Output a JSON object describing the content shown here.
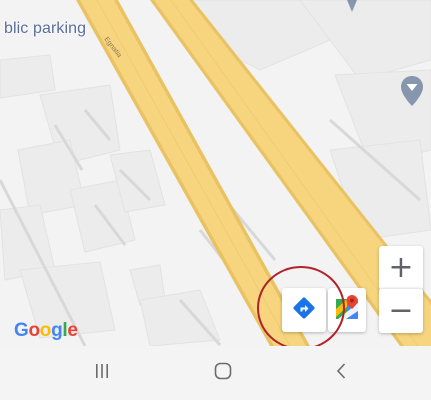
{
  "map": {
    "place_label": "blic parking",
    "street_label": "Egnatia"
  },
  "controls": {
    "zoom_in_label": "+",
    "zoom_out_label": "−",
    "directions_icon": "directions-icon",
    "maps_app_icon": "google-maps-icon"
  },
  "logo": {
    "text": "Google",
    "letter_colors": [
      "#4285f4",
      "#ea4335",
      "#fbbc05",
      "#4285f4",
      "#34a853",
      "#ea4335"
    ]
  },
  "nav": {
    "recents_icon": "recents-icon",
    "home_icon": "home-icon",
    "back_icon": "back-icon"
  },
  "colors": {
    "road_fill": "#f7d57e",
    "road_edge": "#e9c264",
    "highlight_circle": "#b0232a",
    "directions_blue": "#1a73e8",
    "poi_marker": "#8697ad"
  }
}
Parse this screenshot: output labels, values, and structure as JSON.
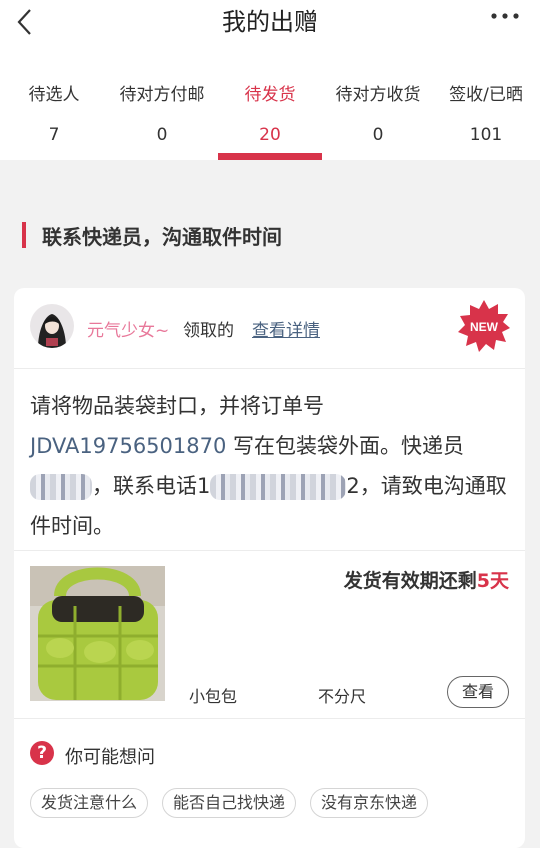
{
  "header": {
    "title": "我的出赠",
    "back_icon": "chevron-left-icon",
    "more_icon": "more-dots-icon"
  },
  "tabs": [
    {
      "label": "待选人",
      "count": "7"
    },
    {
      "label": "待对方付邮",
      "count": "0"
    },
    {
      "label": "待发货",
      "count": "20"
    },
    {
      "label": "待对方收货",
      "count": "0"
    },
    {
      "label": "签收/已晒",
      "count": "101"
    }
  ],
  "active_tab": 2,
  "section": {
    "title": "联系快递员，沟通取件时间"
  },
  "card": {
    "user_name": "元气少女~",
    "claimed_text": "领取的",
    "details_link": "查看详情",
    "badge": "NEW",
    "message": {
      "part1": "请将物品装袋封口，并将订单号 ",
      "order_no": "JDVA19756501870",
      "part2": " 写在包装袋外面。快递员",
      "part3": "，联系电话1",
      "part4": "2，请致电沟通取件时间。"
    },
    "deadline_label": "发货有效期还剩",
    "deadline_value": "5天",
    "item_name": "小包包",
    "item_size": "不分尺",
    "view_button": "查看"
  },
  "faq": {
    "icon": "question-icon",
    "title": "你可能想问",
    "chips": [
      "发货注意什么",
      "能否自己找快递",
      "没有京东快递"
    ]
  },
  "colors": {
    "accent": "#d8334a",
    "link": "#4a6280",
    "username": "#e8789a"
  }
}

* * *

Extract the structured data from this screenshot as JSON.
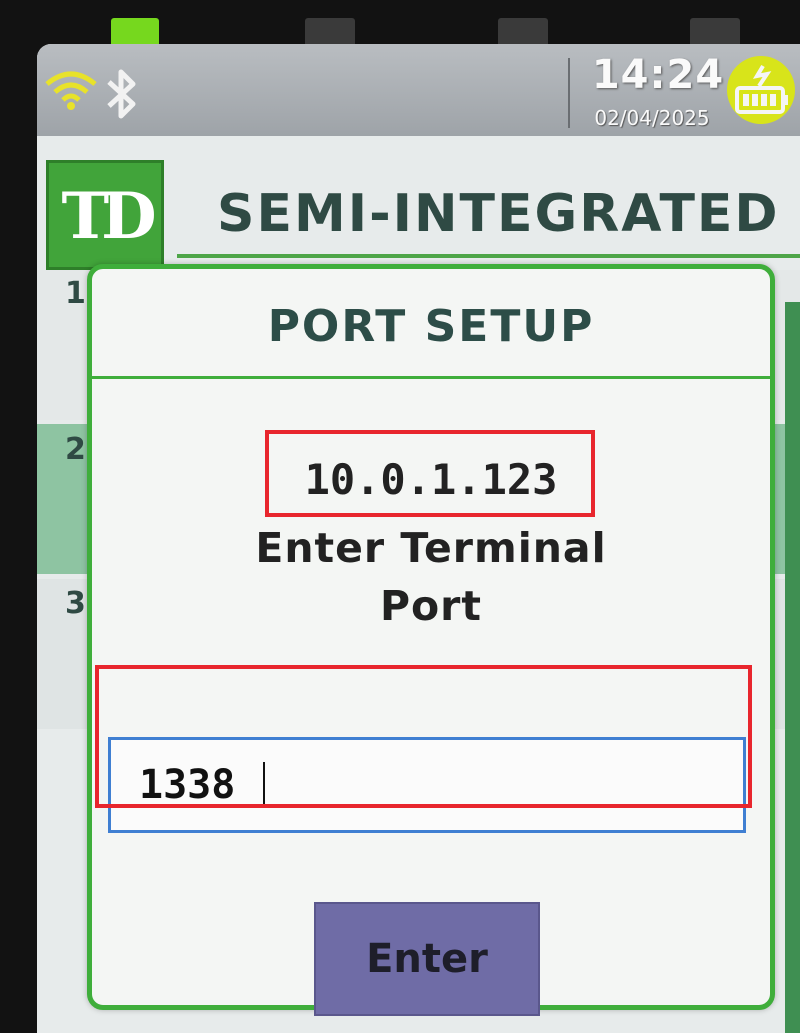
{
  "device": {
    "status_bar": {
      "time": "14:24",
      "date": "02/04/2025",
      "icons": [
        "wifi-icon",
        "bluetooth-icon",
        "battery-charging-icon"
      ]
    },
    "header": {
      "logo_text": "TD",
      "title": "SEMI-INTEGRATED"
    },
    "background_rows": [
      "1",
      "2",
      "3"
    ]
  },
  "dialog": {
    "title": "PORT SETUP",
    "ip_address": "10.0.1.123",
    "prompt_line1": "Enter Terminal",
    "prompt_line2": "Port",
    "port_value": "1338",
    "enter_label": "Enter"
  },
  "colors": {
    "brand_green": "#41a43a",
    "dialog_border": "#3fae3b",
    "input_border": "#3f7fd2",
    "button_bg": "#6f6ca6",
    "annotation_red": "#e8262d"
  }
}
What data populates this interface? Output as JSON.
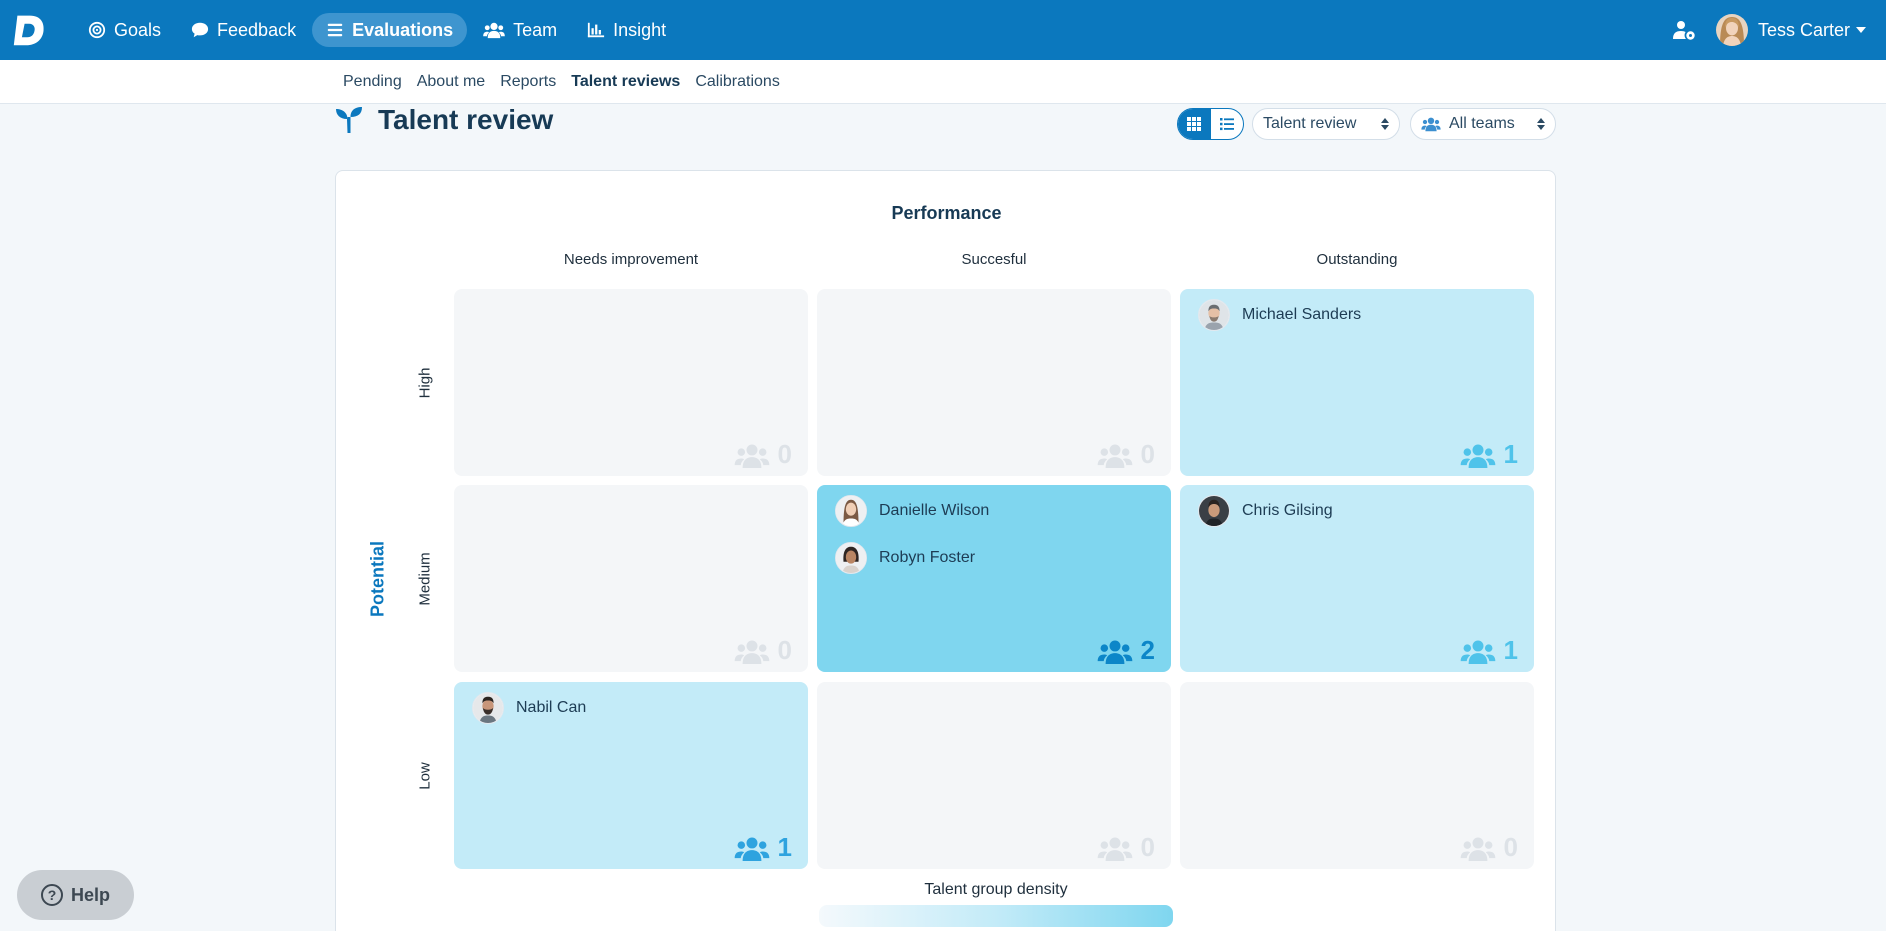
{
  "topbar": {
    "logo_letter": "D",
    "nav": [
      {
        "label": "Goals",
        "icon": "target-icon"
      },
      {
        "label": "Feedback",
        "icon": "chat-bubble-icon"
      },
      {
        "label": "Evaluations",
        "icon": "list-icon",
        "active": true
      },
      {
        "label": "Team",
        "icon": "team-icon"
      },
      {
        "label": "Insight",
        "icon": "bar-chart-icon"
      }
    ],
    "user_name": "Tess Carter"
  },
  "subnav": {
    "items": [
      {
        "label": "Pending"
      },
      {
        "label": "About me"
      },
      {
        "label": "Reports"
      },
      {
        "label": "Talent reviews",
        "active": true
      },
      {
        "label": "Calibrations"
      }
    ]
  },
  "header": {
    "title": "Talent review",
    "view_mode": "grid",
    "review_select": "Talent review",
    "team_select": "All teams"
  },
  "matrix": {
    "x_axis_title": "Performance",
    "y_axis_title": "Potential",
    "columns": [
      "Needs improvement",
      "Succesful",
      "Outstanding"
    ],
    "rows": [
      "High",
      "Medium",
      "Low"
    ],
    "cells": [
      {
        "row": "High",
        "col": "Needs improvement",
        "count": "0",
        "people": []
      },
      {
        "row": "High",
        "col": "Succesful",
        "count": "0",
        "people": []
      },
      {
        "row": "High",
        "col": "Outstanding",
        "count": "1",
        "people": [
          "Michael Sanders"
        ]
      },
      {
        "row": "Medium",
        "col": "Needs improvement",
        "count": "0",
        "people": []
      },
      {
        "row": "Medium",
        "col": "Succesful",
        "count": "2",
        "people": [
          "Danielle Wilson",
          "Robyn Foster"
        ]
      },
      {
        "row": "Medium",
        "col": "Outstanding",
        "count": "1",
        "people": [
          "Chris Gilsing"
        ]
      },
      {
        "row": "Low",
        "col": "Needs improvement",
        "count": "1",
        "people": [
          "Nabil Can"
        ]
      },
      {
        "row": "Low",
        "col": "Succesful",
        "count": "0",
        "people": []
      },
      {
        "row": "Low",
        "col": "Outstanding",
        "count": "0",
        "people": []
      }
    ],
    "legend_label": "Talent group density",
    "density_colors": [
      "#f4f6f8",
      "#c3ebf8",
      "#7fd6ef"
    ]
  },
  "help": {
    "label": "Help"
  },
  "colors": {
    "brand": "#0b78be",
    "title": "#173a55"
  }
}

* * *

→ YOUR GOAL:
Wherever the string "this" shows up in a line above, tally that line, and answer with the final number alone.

→ ANSWER SECTION:
3